The Neurological Institute (NI) provides core curriculum training to medical students from Cleveland Clinic's Lerner College of Medicine and Case Western Reserve University in both the Neurosciences and Psychiatry specialty areas. In years one and two, NI physicians direct the basic neuroscience curriculum including organization of the content and teaching of topics in a problem based learning format. In years three and four, NI physicians direct clinical curriculum through basic core rotations, advanced cores, electives and acting internships. The Neurosciences rotations at Cleveland Clinic are rated as the best in the city by CCLCM and Case Western Reserve University medical students.
Cutting edge research is integrated throughout the clinical curriculum creating an environment that nurtures each student’s drive to contribute to the advancement of medical science. NI Clinician Scientists mentor medical students with projects in clinical and basic neurosciences. As part of the annual Neurological Institute Research Day, medical students along with residents and fellows compete for recognition awards. The venue allows the trainees to present their projects as poster and platform presentations, and at national scientific meetings.

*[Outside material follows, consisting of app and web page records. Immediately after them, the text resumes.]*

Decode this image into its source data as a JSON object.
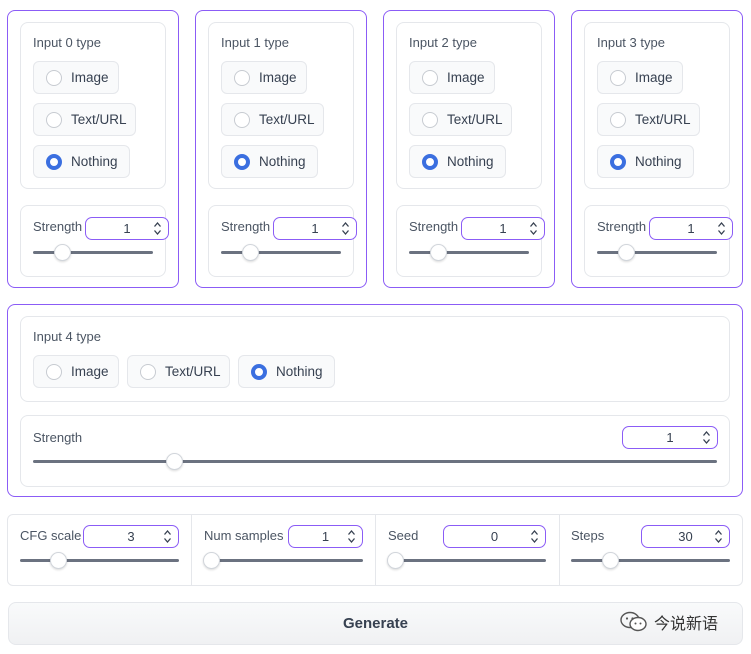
{
  "inputs": [
    {
      "type_label": "Input 0 type",
      "options": [
        "Image",
        "Text/URL",
        "Nothing"
      ],
      "selected": "Nothing",
      "strength_label": "Strength",
      "strength_value": "1"
    },
    {
      "type_label": "Input 1 type",
      "options": [
        "Image",
        "Text/URL",
        "Nothing"
      ],
      "selected": "Nothing",
      "strength_label": "Strength",
      "strength_value": "1"
    },
    {
      "type_label": "Input 2 type",
      "options": [
        "Image",
        "Text/URL",
        "Nothing"
      ],
      "selected": "Nothing",
      "strength_label": "Strength",
      "strength_value": "1"
    },
    {
      "type_label": "Input 3 type",
      "options": [
        "Image",
        "Text/URL",
        "Nothing"
      ],
      "selected": "Nothing",
      "strength_label": "Strength",
      "strength_value": "1"
    },
    {
      "type_label": "Input 4 type",
      "options": [
        "Image",
        "Text/URL",
        "Nothing"
      ],
      "selected": "Nothing",
      "strength_label": "Strength",
      "strength_value": "1"
    }
  ],
  "params": [
    {
      "label": "CFG scale",
      "value": "3"
    },
    {
      "label": "Num samples",
      "value": "1"
    },
    {
      "label": "Seed",
      "value": "0"
    },
    {
      "label": "Steps",
      "value": "30"
    }
  ],
  "generate_label": "Generate",
  "watermark_text": "今说新语",
  "accent_color": "#8b5cf6",
  "radio_checked_color": "#3b6fe0"
}
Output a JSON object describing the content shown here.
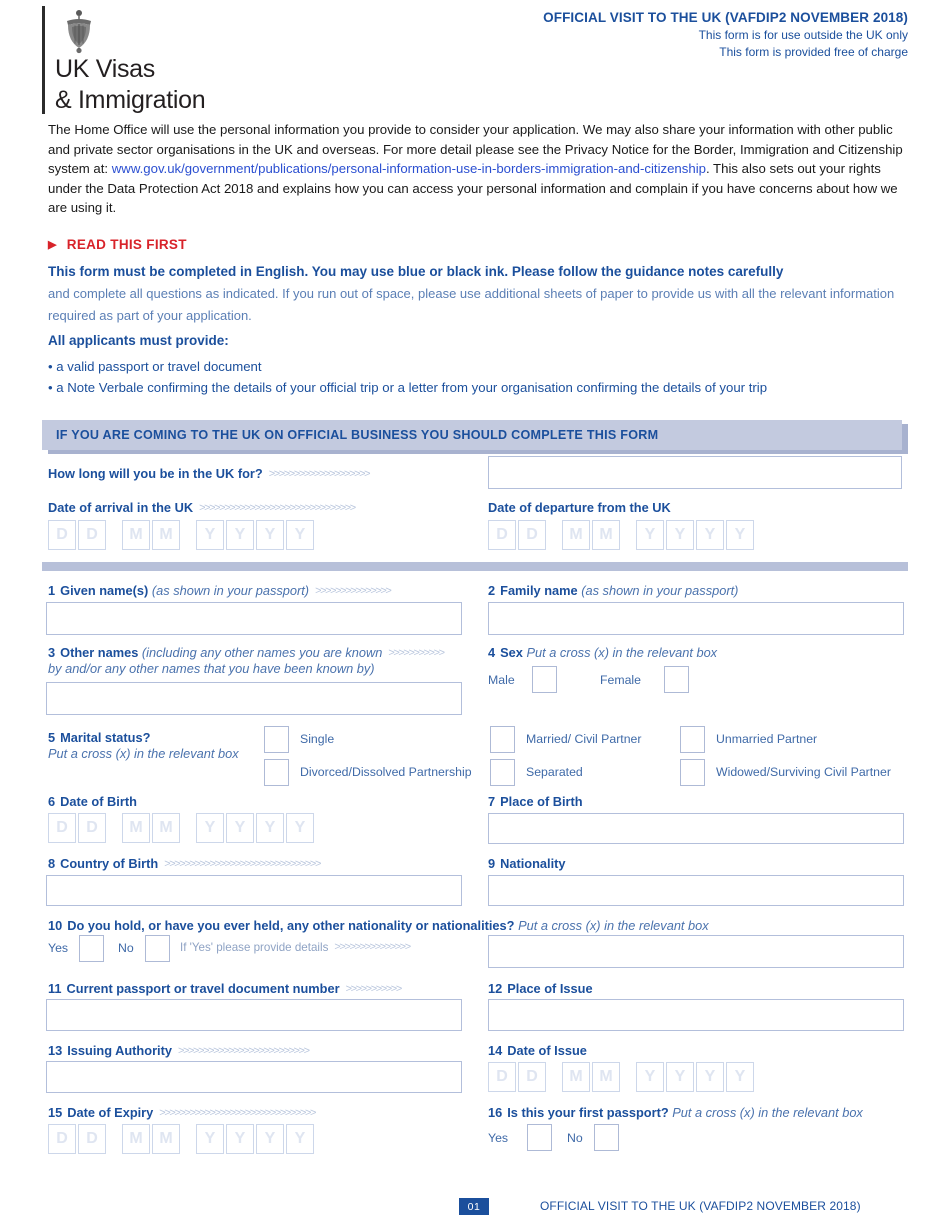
{
  "header": {
    "logo_line1": "UK Visas",
    "logo_line2": "& Immigration",
    "title": "OFFICIAL VISIT TO THE UK (VAFDIP2 NOVEMBER 2018)",
    "sub1": "This form is for use outside the UK only",
    "sub2": "This form is provided free of charge"
  },
  "intro": {
    "part1": "The Home Office will use the personal information you provide to consider your application. We may also share your information with other public and private sector organisations in the UK and overseas. For more detail please see the Privacy Notice for the Border, Immigration and Citizenship system at: ",
    "link": "www.gov.uk/government/publications/personal-information-use-in-borders-immigration-and-citizenship",
    "part2": ". This also sets out your rights under the Data Protection Act 2018 and explains how you can access your personal information and complain if you have concerns about how we are using it."
  },
  "read_first": {
    "heading": "READ THIS FIRST",
    "arrow": "▶",
    "bold_line": "This form must be completed in English. You may use blue or black ink. Please follow the guidance notes carefully",
    "light_lines": "and complete all questions as indicated. If you run out of space, please use additional sheets of paper to provide us with all the relevant information required as part of your application.",
    "must_provide_heading": "All applicants must provide:",
    "bullets": [
      "• a valid passport or travel document",
      "• a Note Verbale confirming the details of your official trip or a letter from your organisation confirming the details of your trip"
    ]
  },
  "banner": {
    "text": "IF YOU ARE COMING TO THE UK ON OFFICIAL BUSINESS YOU SHOULD COMPLETE THIS FORM"
  },
  "dots": {
    "short": ">>>>>>>>>>>",
    "med": ">>>>>>>>>>>>>>>",
    "long": ">>>>>>>>>>>>>>>>>>>>",
    "xlong": ">>>>>>>>>>>>>>>>>>>>>>>>>>",
    "xxlong": ">>>>>>>>>>>>>>>>>>>>>>>>>>>>>>>"
  },
  "date_placeholders": [
    "D",
    "D",
    "M",
    "M",
    "Y",
    "Y",
    "Y",
    "Y"
  ],
  "fields": {
    "how_long": {
      "label": "How long will you be in the UK for?",
      "value": ""
    },
    "date_arrival": {
      "label": "Date of arrival in the UK"
    },
    "date_departure": {
      "label": "Date of departure from the UK"
    },
    "q1": {
      "num": "1",
      "label": "Given name(s)",
      "hint": "(as shown in your passport)",
      "value": ""
    },
    "q2": {
      "num": "2",
      "label": "Family name",
      "hint": "(as shown in your passport)",
      "value": ""
    },
    "q3": {
      "num": "3",
      "label": "Other names",
      "hint_line1": "(including any other names you are known",
      "hint_line2": "by and/or any other names that you have been known by)",
      "value": ""
    },
    "q4": {
      "num": "4",
      "label": "Sex",
      "hint": "Put a cross (x) in the relevant box",
      "options": [
        "Male",
        "Female"
      ]
    },
    "q5": {
      "num": "5",
      "label": "Marital status?",
      "hint": "Put a cross (x) in the relevant box",
      "options": [
        "Single",
        "Married/ Civil Partner",
        "Unmarried Partner",
        "Divorced/Dissolved Partnership",
        "Separated",
        "Widowed/Surviving Civil Partner"
      ]
    },
    "q6": {
      "num": "6",
      "label": "Date of Birth"
    },
    "q7": {
      "num": "7",
      "label": "Place of Birth",
      "value": ""
    },
    "q8": {
      "num": "8",
      "label": "Country of Birth",
      "value": ""
    },
    "q9": {
      "num": "9",
      "label": "Nationality",
      "value": ""
    },
    "q10": {
      "num": "10",
      "label": "Do you hold, or have you ever held, any other nationality or nationalities?",
      "hint": "Put a cross (x) in the relevant box",
      "yes": "Yes",
      "no": "No",
      "detail_prompt": "If 'Yes' please provide details",
      "value": ""
    },
    "q11": {
      "num": "11",
      "label": "Current passport or travel document number",
      "value": ""
    },
    "q12": {
      "num": "12",
      "label": "Place of Issue",
      "value": ""
    },
    "q13": {
      "num": "13",
      "label": "Issuing Authority",
      "value": ""
    },
    "q14": {
      "num": "14",
      "label": "Date of Issue"
    },
    "q15": {
      "num": "15",
      "label": "Date of Expiry"
    },
    "q16": {
      "num": "16",
      "label": "Is this your first passport?",
      "hint": "Put a cross (x) in the relevant box",
      "yes": "Yes",
      "no": "No"
    }
  },
  "footer": {
    "page_number": "01",
    "text": "OFFICIAL VISIT TO THE UK (VAFDIP2 NOVEMBER 2018)"
  },
  "colors": {
    "brand_blue": "#1b4f9c",
    "red": "#d8232a",
    "link": "#2b4fd1",
    "banner": "#c3cadf",
    "divider": "#b7c0d9"
  }
}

The medical students are integral members of our ward and clinic teams. They are required to take call and participate in rounds with the medical team as assigned. The students are expected to attend and participate in conferences, intradepartmental case presentations and journal clubs.
Medical students rotate through the inpatient service, consult service, outpatient clinic and neurosurgery, where they follow patients they see in the outpatient clinic into surgery. They are exposed to a broad range of neurological diseases and have the opportunity to concentrate on specific diseases treated within the different specialty areas of the NI.
The psychiatry component consists of inpatient consultation liaison service and evaluation of emergency department consultations. Students will spend time with the consult service and outpatient clinic at Cleveland Clinic main campus and one-week on the inpatient service at Lutheran Medical Center.
The overall goal of the rotation is to provide the student with more focused appreciation of longitudinal care for both routine and complex patients using a single-disease model as the basis for the experience. The Advanced Core builds on the student’s skills learned in the Basic Cores. Students will be exposed to concepts that are common to management of chronic diseases in general, in the context of the service area in which they are rotating. There is no night or weekend call with this rotation.